WORKING DATA Start Marker

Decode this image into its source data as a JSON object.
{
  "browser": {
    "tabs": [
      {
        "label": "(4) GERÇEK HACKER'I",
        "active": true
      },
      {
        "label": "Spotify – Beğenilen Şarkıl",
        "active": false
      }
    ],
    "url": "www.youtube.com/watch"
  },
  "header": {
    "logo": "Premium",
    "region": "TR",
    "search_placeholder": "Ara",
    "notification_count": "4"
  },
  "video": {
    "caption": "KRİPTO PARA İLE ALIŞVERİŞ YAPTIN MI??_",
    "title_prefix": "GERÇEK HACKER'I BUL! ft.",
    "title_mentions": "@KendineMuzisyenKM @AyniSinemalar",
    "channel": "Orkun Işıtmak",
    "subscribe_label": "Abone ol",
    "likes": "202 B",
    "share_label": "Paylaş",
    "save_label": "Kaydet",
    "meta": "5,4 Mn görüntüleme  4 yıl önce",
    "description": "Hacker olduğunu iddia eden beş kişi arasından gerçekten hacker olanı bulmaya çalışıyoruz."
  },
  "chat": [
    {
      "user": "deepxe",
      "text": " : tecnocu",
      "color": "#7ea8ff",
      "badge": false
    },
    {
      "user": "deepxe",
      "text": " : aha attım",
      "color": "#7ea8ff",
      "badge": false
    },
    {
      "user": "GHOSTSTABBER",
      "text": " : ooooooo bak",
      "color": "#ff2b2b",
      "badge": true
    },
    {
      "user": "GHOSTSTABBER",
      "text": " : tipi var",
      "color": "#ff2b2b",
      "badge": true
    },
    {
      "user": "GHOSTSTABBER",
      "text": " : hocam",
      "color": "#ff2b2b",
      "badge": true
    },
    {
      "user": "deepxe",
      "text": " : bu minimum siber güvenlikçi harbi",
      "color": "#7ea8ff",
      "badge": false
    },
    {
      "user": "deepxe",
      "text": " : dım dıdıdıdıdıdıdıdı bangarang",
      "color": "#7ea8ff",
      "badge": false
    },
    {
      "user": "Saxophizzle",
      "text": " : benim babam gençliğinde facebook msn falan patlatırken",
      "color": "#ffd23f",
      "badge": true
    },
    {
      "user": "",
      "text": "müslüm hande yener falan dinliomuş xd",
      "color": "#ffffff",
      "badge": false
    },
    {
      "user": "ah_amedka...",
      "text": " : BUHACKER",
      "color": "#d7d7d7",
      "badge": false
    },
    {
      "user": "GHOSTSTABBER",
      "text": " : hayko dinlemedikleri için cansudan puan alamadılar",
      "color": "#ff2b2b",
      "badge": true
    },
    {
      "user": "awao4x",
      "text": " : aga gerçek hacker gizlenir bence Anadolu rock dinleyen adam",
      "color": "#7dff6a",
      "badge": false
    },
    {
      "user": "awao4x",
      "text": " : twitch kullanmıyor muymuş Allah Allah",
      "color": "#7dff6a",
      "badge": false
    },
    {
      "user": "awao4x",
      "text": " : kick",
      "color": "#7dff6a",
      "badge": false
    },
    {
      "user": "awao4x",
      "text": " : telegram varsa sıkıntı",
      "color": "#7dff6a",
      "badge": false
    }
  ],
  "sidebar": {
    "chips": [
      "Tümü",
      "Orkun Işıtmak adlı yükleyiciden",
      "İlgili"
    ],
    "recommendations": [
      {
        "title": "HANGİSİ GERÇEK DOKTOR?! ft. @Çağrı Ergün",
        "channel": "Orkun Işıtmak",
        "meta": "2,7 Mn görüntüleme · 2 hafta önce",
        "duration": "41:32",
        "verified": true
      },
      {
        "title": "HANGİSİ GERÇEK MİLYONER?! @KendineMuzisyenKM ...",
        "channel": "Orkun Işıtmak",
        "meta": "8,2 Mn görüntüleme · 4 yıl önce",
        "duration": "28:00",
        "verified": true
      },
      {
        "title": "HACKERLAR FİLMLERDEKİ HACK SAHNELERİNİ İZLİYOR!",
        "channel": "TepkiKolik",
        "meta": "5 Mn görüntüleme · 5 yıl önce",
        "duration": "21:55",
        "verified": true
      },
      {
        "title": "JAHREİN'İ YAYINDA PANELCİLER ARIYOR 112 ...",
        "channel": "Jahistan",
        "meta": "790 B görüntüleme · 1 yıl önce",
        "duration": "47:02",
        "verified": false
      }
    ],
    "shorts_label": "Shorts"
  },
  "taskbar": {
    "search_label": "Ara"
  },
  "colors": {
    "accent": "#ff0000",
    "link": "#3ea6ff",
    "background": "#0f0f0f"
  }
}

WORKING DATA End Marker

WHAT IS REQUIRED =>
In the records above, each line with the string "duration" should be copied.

ANSWER SECTION =>
        "duration": "41:32",
        "duration": "28:00",
        "duration": "21:55",
        "duration": "47:02",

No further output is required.